TASK INSTRUCTIONS. All lines containing the string "subtitle" must be copied from the entries.

Records from a collection:
---

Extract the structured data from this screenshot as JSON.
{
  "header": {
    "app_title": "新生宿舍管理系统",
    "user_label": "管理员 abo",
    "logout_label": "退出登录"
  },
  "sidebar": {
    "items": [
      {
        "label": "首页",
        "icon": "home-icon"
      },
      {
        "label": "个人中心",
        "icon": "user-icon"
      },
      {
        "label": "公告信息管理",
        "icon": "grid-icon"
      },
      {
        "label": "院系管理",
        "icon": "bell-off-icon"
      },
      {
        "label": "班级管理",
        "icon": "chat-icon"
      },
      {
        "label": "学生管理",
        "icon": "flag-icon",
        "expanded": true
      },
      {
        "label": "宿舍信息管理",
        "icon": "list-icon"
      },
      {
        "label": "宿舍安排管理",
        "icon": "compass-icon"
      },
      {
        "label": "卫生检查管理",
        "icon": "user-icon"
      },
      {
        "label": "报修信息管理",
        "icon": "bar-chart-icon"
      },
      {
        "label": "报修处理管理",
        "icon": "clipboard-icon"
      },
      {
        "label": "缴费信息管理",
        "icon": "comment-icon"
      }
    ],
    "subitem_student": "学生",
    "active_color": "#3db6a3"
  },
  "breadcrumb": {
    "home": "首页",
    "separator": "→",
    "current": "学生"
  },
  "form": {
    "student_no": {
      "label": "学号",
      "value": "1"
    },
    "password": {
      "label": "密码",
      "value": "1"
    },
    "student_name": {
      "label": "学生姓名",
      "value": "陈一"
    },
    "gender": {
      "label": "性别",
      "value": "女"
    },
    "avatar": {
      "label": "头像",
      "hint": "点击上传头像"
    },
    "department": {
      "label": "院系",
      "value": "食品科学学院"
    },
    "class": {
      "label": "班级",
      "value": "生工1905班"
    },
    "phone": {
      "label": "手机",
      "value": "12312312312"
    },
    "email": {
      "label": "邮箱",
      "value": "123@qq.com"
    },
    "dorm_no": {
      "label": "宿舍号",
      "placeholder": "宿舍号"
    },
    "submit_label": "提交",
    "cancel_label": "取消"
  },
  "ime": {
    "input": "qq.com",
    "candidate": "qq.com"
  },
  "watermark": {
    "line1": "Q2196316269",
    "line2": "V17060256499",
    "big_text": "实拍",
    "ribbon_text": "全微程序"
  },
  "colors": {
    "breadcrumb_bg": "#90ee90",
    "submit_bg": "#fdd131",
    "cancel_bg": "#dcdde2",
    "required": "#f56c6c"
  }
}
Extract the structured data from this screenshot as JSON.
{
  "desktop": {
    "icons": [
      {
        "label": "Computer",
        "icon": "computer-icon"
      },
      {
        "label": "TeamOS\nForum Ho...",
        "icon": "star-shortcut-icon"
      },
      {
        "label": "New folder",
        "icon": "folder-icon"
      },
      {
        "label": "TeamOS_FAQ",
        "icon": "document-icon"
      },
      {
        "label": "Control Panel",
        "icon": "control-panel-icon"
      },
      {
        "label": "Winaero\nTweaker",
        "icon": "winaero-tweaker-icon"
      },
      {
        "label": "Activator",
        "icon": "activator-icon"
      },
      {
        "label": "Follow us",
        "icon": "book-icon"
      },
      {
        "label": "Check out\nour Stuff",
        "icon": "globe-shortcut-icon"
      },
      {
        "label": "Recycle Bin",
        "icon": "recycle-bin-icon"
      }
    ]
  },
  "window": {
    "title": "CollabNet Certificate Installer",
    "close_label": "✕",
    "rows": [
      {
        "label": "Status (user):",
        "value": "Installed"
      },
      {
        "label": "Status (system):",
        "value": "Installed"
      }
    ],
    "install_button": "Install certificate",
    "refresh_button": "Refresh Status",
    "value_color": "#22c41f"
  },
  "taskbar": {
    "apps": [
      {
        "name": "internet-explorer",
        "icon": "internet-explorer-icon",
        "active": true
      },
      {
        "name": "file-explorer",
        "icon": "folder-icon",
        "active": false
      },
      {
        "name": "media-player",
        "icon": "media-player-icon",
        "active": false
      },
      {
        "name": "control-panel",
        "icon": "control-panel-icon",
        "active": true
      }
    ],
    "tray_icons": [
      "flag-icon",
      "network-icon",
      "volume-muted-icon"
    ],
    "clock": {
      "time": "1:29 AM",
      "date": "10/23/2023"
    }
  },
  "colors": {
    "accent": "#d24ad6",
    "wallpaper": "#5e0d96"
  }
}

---

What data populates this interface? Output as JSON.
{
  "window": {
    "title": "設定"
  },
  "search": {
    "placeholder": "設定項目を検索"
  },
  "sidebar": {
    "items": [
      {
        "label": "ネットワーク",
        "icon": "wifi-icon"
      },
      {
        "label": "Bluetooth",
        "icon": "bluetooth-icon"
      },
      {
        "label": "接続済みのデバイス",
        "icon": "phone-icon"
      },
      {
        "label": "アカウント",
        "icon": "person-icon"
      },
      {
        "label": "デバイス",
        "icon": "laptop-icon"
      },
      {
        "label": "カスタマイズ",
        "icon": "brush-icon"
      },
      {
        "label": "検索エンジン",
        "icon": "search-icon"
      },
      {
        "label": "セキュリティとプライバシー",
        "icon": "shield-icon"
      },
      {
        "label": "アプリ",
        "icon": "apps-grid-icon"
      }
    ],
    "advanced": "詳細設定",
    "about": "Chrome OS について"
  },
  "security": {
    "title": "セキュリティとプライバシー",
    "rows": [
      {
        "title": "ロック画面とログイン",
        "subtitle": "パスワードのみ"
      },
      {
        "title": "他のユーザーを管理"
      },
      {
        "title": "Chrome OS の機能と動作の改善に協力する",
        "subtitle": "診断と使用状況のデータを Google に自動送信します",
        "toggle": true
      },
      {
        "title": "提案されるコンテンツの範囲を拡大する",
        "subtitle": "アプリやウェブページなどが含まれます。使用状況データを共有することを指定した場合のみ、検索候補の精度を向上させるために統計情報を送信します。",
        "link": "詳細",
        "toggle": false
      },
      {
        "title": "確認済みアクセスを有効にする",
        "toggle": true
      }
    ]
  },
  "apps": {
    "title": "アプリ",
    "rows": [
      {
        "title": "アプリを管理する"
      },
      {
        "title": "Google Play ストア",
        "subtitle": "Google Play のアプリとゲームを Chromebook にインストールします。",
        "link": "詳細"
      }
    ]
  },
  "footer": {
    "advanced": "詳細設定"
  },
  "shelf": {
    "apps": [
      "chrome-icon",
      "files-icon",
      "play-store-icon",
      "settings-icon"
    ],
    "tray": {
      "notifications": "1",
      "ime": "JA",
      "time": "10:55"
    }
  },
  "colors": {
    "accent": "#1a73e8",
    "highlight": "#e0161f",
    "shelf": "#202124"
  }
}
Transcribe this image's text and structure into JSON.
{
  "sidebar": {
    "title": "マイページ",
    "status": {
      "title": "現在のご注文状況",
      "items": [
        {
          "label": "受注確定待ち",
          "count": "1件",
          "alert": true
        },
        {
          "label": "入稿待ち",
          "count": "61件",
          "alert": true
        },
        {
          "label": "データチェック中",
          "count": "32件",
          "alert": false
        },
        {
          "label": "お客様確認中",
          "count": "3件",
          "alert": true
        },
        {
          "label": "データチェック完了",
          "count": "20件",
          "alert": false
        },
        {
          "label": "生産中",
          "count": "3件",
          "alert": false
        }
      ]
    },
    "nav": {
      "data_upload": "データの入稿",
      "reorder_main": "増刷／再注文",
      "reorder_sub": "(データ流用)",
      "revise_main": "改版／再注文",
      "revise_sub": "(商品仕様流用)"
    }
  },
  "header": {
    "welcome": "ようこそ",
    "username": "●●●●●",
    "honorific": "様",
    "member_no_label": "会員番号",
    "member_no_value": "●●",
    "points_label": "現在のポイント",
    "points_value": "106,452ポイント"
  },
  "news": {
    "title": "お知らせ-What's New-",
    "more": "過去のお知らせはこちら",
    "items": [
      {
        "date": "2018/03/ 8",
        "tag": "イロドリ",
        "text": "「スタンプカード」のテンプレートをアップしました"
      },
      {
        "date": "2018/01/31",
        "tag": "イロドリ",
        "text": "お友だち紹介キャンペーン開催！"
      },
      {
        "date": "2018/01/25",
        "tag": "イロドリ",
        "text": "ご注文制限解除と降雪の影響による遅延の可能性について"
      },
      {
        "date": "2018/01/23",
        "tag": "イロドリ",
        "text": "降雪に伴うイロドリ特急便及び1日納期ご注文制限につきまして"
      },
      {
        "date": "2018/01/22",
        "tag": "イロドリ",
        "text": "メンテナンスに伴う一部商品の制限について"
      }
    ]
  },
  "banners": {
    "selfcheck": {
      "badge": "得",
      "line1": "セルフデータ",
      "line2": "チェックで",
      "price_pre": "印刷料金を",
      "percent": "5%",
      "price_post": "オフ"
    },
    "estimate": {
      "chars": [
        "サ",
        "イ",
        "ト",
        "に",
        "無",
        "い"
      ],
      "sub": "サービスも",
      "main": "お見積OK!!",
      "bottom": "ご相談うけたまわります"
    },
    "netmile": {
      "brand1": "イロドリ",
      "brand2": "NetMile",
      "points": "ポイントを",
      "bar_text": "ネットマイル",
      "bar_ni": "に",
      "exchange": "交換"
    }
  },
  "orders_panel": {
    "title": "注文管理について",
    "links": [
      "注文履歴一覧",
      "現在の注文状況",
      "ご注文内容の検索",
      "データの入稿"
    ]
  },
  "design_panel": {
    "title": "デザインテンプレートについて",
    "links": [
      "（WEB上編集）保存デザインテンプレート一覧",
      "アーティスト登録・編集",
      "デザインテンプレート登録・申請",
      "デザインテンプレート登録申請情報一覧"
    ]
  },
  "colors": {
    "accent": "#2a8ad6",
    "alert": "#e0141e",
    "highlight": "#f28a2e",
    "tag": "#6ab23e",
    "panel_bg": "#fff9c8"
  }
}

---

SOLUTION FOR THIS EXERCISE.
        "subtitle": "パスワードのみ"
        "subtitle": "診断と使用状況のデータを Google に自動送信します",
        "subtitle": "アプリやウェブページなどが含まれます。使用状況データを共有することを指定した場合のみ、検索候補の精度を向上させるために統計情報を送信します。",
        "subtitle": "Google Play のアプリとゲームを Chromebook にインストールします。",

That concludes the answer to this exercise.